◆ Task description
Restate every record word for word, without the pictures.

◆ Data listing
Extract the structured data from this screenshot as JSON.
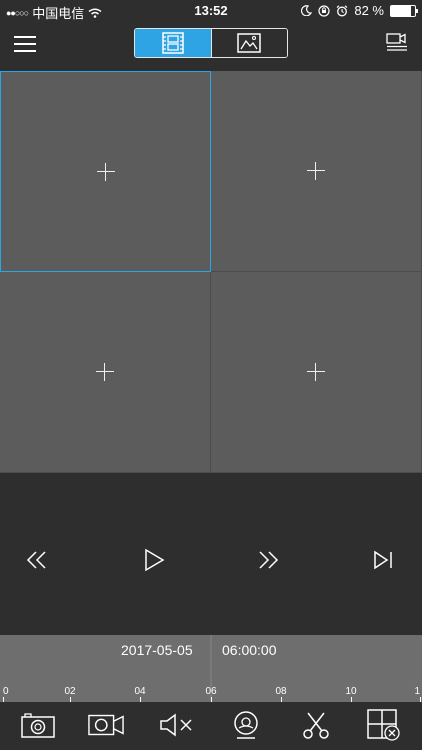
{
  "status_bar": {
    "signal": "●●○○○",
    "carrier": "中国电信",
    "time": "13:52",
    "battery_text": "82 %",
    "battery_level": 0.82
  },
  "header": {
    "active_mode": "video-playback",
    "modes": [
      "video-playback-icon",
      "picture-icon"
    ]
  },
  "grid": {
    "selected_cell": 0,
    "cells": 4
  },
  "controls": [
    "rewind-icon",
    "play-icon",
    "fast-forward-icon",
    "next-frame-icon"
  ],
  "timeline": {
    "date": "2017-05-05",
    "time": "06:00:00",
    "ticks": [
      "0",
      "02",
      "04",
      "06",
      "08",
      "10",
      "1"
    ]
  },
  "toolbar": [
    "snapshot-icon",
    "record-icon",
    "mute-icon",
    "fisheye-icon",
    "clip-icon",
    "close-all-windows-icon"
  ],
  "colors": {
    "accent": "#2ea4e5",
    "background": "#2e2e2e",
    "cell": "#5c5c5c",
    "timeline": "#6e6e6e"
  }
}
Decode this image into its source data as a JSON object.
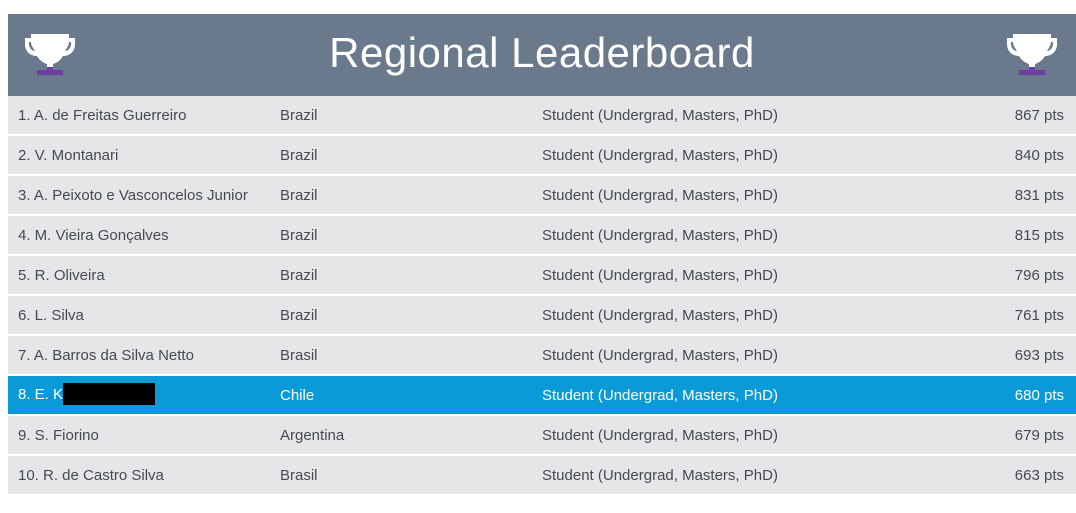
{
  "header": {
    "title": "Regional Leaderboard",
    "left_icon": "trophy-icon",
    "right_icon": "trophy-icon"
  },
  "colors": {
    "header_bg": "#6a7a8c",
    "row_bg": "#e6e6e9",
    "highlight_bg": "#0a9ad8",
    "trophy_cup": "#ffffff",
    "trophy_base": "#6b3fa0"
  },
  "rows": [
    {
      "name": "1. A. de Freitas Guerreiro",
      "country": "Brazil",
      "category": "Student (Undergrad, Masters, PhD)",
      "points": "867 pts"
    },
    {
      "name": "2. V. Montanari",
      "country": "Brazil",
      "category": "Student (Undergrad, Masters, PhD)",
      "points": "840 pts"
    },
    {
      "name": "3. A. Peixoto e Vasconcelos Junior",
      "country": "Brazil",
      "category": "Student (Undergrad, Masters, PhD)",
      "points": "831 pts"
    },
    {
      "name": "4. M. Vieira Gonçalves",
      "country": "Brazil",
      "category": "Student (Undergrad, Masters, PhD)",
      "points": "815 pts"
    },
    {
      "name": "5. R. Oliveira",
      "country": "Brazil",
      "category": "Student (Undergrad, Masters, PhD)",
      "points": "796 pts"
    },
    {
      "name": "6. L. Silva",
      "country": "Brazil",
      "category": "Student (Undergrad, Masters, PhD)",
      "points": "761 pts"
    },
    {
      "name": "7. A. Barros da Silva Netto",
      "country": "Brasil",
      "category": "Student (Undergrad, Masters, PhD)",
      "points": "693 pts"
    },
    {
      "name": "8. E. K",
      "country": "Chile",
      "category": "Student (Undergrad, Masters, PhD)",
      "points": "680 pts"
    },
    {
      "name": "9. S. Fiorino",
      "country": "Argentina",
      "category": "Student (Undergrad, Masters, PhD)",
      "points": "679 pts"
    },
    {
      "name": "10. R. de Castro Silva",
      "country": "Brasil",
      "category": "Student (Undergrad, Masters, PhD)",
      "points": "663 pts"
    }
  ]
}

◆ Exercise output
Extract the structured data from this screenshot as JSON.
{
  "status_bar": {
    "signal": "●●○○○",
    "carrier": "中国电信",
    "time": "13:52",
    "battery_text": "82 %",
    "battery_level": 0.82
  },
  "header": {
    "active_mode": "video-playback",
    "modes": [
      "video-playback-icon",
      "picture-icon"
    ]
  },
  "grid": {
    "selected_cell": 0,
    "cells": 4
  },
  "controls": [
    "rewind-icon",
    "play-icon",
    "fast-forward-icon",
    "next-frame-icon"
  ],
  "timeline": {
    "date": "2017-05-05",
    "time": "06:00:00",
    "ticks": [
      "0",
      "02",
      "04",
      "06",
      "08",
      "10",
      "1"
    ]
  },
  "toolbar": [
    "snapshot-icon",
    "record-icon",
    "mute-icon",
    "fisheye-icon",
    "clip-icon",
    "close-all-windows-icon"
  ],
  "colors": {
    "accent": "#2ea4e5",
    "background": "#2e2e2e",
    "cell": "#5c5c5c",
    "timeline": "#6e6e6e"
  }
}
Decode this image into its source data as a JSON object.
{
  "header": {
    "title": "Regional Leaderboard",
    "left_icon": "trophy-icon",
    "right_icon": "trophy-icon"
  },
  "colors": {
    "header_bg": "#6a7a8c",
    "row_bg": "#e6e6e9",
    "highlight_bg": "#0a9ad8",
    "trophy_cup": "#ffffff",
    "trophy_base": "#6b3fa0"
  },
  "rows": [
    {
      "name": "1. A. de Freitas Guerreiro",
      "country": "Brazil",
      "category": "Student (Undergrad, Masters, PhD)",
      "points": "867 pts"
    },
    {
      "name": "2. V. Montanari",
      "country": "Brazil",
      "category": "Student (Undergrad, Masters, PhD)",
      "points": "840 pts"
    },
    {
      "name": "3. A. Peixoto e Vasconcelos Junior",
      "country": "Brazil",
      "category": "Student (Undergrad, Masters, PhD)",
      "points": "831 pts"
    },
    {
      "name": "4. M. Vieira Gonçalves",
      "country": "Brazil",
      "category": "Student (Undergrad, Masters, PhD)",
      "points": "815 pts"
    },
    {
      "name": "5. R. Oliveira",
      "country": "Brazil",
      "category": "Student (Undergrad, Masters, PhD)",
      "points": "796 pts"
    },
    {
      "name": "6. L. Silva",
      "country": "Brazil",
      "category": "Student (Undergrad, Masters, PhD)",
      "points": "761 pts"
    },
    {
      "name": "7. A. Barros da Silva Netto",
      "country": "Brasil",
      "category": "Student (Undergrad, Masters, PhD)",
      "points": "693 pts"
    },
    {
      "name": "8. E. K",
      "country": "Chile",
      "category": "Student (Undergrad, Masters, PhD)",
      "points": "680 pts"
    },
    {
      "name": "9. S. Fiorino",
      "country": "Argentina",
      "category": "Student (Undergrad, Masters, PhD)",
      "points": "679 pts"
    },
    {
      "name": "10. R. de Castro Silva",
      "country": "Brasil",
      "category": "Student (Undergrad, Masters, PhD)",
      "points": "663 pts"
    }
  ]
}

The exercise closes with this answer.